June 1, 2022

Standalone reana-client executables for Linux systems

The usual way of creating, executing and managing REANA workflows is by means of the reana-client command-line tool. However, installing reana-client can be painful in certain situations, for example when it conflicts with your other Python project dependencies and you don’t want to be switching Python virtual environments all the time. In these cases, using a fully standalone reana-client executable would be desirable.

As of REANA 0.8.0, we have started publishing standalone reana-client executables for Linux operating systems using the AppImage technology.

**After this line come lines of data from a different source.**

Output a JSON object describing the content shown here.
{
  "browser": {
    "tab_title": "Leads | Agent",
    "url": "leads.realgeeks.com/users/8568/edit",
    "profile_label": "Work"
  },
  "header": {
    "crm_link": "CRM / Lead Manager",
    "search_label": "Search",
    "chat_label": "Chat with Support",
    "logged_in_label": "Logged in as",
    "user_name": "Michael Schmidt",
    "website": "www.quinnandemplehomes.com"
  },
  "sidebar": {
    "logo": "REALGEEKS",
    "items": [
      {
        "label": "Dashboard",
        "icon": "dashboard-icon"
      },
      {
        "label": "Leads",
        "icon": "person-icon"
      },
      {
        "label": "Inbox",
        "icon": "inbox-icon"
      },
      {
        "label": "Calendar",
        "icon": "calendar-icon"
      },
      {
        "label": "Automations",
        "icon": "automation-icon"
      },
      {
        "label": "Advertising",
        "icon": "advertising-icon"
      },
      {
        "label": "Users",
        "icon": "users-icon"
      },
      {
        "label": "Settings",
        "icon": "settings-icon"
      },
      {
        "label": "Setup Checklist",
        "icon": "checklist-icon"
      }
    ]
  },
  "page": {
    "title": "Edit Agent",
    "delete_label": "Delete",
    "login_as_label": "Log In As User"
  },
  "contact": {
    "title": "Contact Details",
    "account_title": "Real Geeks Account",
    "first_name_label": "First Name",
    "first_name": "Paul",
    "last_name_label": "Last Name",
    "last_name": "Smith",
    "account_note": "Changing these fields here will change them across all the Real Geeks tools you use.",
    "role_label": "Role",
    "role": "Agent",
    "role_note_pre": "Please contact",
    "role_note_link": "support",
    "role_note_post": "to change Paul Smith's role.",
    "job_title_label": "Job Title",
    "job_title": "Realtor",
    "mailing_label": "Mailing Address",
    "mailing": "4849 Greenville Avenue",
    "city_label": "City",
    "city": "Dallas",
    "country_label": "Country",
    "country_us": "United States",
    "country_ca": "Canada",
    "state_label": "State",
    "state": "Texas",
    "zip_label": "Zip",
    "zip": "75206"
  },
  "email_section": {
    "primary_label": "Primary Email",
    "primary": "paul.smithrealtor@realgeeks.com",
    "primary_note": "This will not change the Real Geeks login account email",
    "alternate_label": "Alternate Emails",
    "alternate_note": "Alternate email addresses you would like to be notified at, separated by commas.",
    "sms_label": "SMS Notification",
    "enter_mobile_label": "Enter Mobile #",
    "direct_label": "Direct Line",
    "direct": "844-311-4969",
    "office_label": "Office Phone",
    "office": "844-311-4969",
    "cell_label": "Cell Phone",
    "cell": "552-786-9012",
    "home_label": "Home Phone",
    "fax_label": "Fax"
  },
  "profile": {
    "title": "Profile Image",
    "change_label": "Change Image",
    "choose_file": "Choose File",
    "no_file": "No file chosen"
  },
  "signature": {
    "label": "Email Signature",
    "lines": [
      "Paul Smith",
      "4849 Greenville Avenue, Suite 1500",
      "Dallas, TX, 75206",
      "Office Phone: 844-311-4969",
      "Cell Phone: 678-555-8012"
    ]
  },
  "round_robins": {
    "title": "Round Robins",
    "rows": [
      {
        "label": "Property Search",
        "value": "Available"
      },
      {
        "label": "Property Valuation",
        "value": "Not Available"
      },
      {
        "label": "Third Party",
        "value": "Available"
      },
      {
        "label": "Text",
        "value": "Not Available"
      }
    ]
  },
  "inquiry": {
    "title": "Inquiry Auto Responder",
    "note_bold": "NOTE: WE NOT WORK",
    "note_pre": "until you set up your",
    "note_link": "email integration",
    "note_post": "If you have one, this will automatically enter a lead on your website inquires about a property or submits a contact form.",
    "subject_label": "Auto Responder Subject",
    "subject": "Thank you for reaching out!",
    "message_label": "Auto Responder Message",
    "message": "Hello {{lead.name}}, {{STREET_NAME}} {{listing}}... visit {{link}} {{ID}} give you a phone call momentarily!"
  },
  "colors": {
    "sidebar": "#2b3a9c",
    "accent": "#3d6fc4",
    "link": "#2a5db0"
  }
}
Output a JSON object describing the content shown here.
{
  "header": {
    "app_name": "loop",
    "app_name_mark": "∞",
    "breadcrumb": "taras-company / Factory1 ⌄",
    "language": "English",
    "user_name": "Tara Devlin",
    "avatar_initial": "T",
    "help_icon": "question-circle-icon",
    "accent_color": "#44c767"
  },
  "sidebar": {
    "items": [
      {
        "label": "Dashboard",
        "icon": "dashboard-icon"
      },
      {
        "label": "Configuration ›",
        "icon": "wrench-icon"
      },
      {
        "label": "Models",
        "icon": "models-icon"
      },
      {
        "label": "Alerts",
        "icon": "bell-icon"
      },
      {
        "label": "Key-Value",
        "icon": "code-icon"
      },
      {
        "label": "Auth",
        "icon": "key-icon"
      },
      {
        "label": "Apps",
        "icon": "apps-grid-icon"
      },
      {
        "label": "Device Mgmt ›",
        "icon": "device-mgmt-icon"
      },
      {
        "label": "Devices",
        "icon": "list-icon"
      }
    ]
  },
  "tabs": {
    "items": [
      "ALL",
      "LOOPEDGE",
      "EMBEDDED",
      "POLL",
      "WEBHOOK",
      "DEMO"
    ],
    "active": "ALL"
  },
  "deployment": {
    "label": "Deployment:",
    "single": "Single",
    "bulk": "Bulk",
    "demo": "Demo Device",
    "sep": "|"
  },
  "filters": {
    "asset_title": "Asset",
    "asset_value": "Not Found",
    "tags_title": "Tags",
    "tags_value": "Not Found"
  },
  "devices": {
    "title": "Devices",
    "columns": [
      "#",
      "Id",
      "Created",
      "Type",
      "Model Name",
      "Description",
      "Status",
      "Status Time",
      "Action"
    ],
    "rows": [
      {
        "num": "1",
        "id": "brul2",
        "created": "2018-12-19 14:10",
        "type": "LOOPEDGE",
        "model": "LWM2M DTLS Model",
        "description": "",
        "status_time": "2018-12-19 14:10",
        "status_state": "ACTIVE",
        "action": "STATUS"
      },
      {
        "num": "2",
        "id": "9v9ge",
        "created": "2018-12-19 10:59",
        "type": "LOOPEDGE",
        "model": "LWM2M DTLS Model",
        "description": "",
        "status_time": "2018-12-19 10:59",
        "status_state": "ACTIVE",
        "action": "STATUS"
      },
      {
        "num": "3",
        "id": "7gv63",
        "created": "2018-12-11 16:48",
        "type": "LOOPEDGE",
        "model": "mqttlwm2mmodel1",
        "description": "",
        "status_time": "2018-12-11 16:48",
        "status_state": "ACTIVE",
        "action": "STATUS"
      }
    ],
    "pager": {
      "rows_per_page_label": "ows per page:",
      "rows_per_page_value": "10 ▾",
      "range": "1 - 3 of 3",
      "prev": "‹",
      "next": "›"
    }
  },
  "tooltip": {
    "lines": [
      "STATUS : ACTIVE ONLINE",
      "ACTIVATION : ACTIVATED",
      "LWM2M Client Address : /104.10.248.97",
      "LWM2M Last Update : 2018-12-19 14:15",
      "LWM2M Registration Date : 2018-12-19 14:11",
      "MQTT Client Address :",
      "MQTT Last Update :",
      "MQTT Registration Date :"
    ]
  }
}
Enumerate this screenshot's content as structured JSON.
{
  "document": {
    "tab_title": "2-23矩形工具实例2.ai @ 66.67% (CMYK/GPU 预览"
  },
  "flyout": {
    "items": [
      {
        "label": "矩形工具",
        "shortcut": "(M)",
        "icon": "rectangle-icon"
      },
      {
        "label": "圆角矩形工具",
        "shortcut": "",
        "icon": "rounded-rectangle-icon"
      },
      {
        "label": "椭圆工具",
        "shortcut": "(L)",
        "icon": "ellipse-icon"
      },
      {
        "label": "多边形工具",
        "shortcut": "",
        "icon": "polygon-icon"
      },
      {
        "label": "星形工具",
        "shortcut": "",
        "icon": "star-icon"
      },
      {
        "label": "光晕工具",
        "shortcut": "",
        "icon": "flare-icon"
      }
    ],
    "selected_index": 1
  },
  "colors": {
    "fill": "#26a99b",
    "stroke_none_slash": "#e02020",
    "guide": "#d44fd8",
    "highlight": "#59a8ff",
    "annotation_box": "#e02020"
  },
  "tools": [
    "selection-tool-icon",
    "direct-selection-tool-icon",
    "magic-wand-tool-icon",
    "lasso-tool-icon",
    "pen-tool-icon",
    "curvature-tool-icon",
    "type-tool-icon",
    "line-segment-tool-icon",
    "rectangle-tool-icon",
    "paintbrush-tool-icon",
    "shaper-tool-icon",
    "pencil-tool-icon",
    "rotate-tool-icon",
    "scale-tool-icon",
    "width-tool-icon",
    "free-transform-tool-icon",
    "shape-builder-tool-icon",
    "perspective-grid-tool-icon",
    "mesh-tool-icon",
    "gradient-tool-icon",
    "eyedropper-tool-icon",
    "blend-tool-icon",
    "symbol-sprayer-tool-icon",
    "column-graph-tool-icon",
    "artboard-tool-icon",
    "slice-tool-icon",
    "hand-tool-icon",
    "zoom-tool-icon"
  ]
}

Each published application executable bundles the reana-client command-line tool together with Python and all the necessary dependent libraries so that the client can run fully independently of your local environment.

You can download reana-client standalone executables from our GitHub releases page, for example:

$ wget https://github.com/reanahub/reana-client/releases/download/0.8.1/reana-client-0.8.1-x86_64.AppImage

Then you can place the executable into some convenient directory found in your PATH, such as $HOME/.local/bin:

$ chmod u+x ./reana-client-0.8.1-x86_64.AppImage
$ mv ./reana-client-0.8.1-x86_64.AppImage $HOME/.local/bin/reana-client-0.8.1

You will now be able to use the reana-client-0.8.1 executable from anywhere:

$ cd myanalysis
$ reana-client-0.8.1 ping
REANA server: https://reana.cern.ch
REANA server version: 0.9.0a5
REANA client version: 0.8.1
Authenticated as: John Doe <john.doe@example.org>
Status: Connected

Please note that the reana-client AppImage executable format works only on Linux operating systems. It should be supported by all major Linux distributions. Please let us know if you encounter any troubles on your favourite Linux distribution.

If you are using another operating system, such as macOS, you will not be able to use these executables. But don’t worry! We are considering creating statically-linked cross-platform reana-client executables using Go programming language in the near future. Stay tuned for more news later in the year.

© CERN 2022